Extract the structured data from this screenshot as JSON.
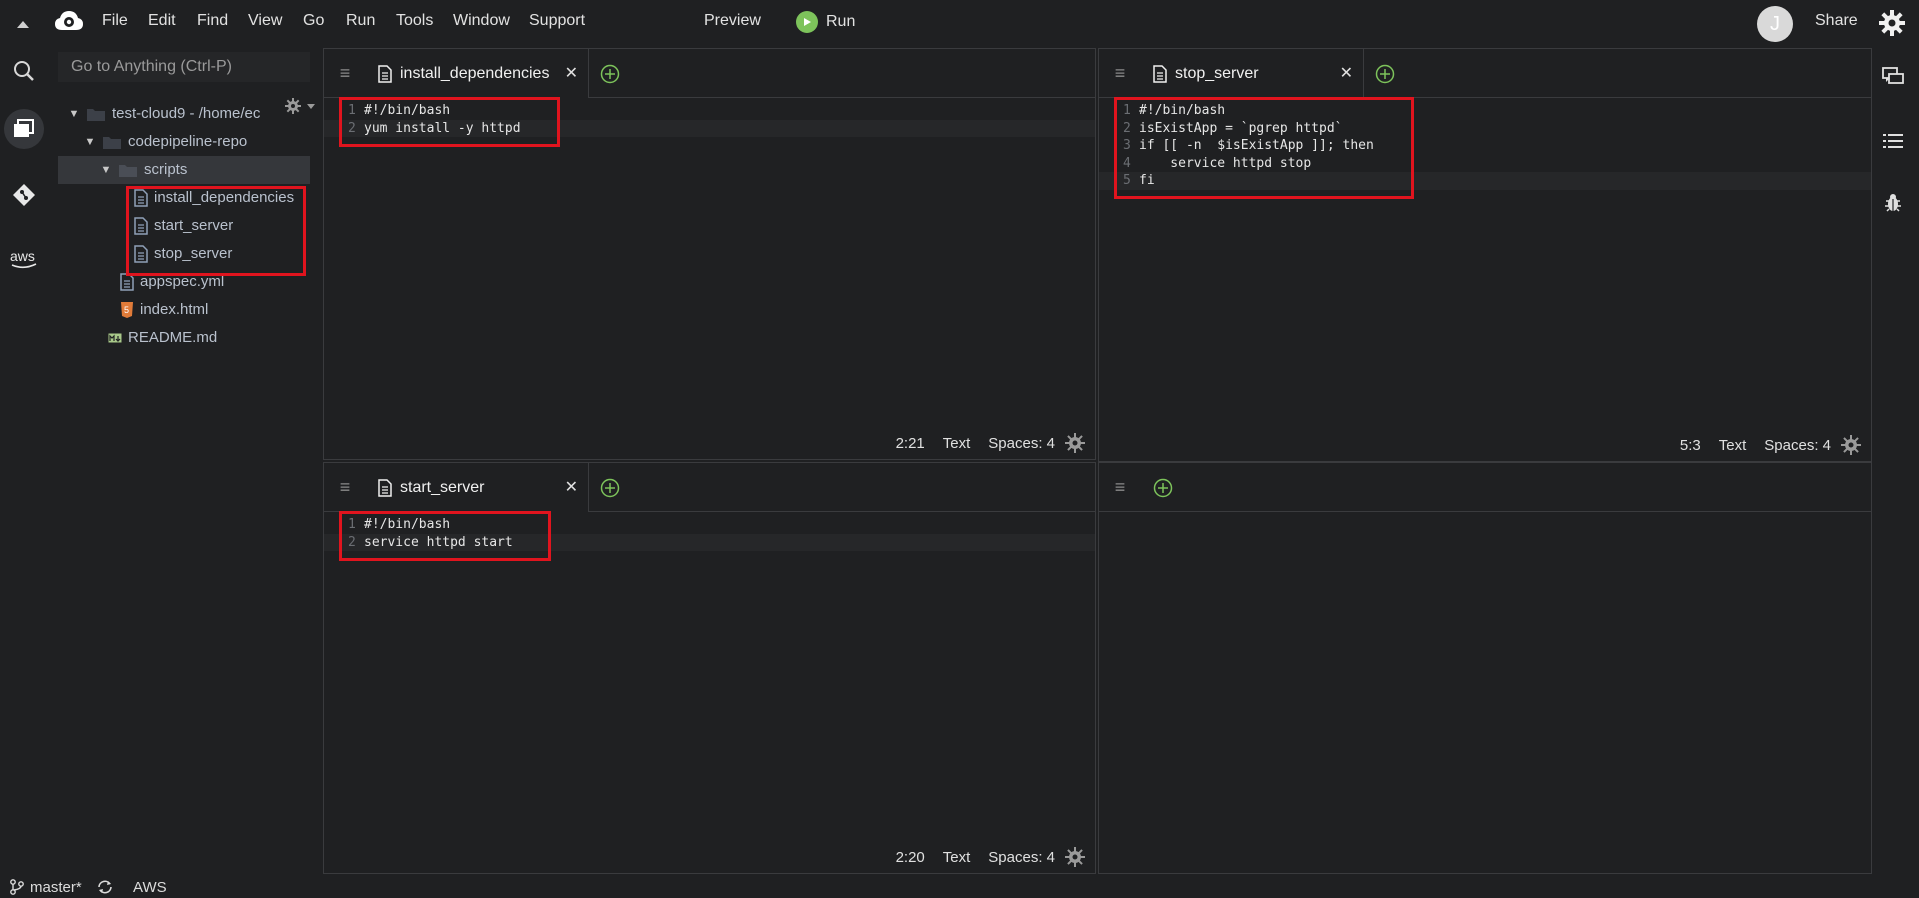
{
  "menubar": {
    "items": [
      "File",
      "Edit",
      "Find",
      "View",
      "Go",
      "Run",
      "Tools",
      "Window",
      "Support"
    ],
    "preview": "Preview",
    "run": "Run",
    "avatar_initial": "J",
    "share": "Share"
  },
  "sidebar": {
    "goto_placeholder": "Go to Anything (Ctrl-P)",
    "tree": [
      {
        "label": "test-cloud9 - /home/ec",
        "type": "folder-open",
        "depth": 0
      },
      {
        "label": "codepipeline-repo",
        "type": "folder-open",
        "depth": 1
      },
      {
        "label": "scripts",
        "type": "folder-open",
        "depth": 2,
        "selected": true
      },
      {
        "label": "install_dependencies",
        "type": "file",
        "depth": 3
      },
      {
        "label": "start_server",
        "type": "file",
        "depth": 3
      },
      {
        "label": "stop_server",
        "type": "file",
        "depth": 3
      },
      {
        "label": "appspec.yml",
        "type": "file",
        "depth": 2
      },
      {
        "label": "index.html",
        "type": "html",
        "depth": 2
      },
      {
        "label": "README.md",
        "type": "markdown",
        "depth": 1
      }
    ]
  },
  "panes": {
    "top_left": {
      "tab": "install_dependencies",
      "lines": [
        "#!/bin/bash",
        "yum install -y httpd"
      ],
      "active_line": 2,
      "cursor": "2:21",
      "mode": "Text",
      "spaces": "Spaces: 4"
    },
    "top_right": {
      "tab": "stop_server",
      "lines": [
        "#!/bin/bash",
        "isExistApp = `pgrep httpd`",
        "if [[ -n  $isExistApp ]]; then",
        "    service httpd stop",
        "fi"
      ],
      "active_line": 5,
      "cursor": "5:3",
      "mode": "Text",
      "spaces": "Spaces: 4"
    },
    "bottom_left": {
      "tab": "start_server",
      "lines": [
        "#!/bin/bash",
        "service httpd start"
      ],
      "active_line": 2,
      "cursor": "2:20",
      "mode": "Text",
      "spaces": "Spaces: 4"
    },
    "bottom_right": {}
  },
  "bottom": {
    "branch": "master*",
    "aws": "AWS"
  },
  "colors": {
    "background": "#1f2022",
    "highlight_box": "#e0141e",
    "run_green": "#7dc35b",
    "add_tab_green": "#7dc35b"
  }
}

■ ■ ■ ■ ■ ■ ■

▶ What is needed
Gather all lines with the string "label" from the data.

▶ Your response
        "label": "test-cloud9 - /home/ec",
        "label": "codepipeline-repo",
        "label": "scripts",
        "label": "install_dependencies",
        "label": "start_server",
        "label": "stop_server",
        "label": "appspec.yml",
        "label": "index.html",
        "label": "README.md",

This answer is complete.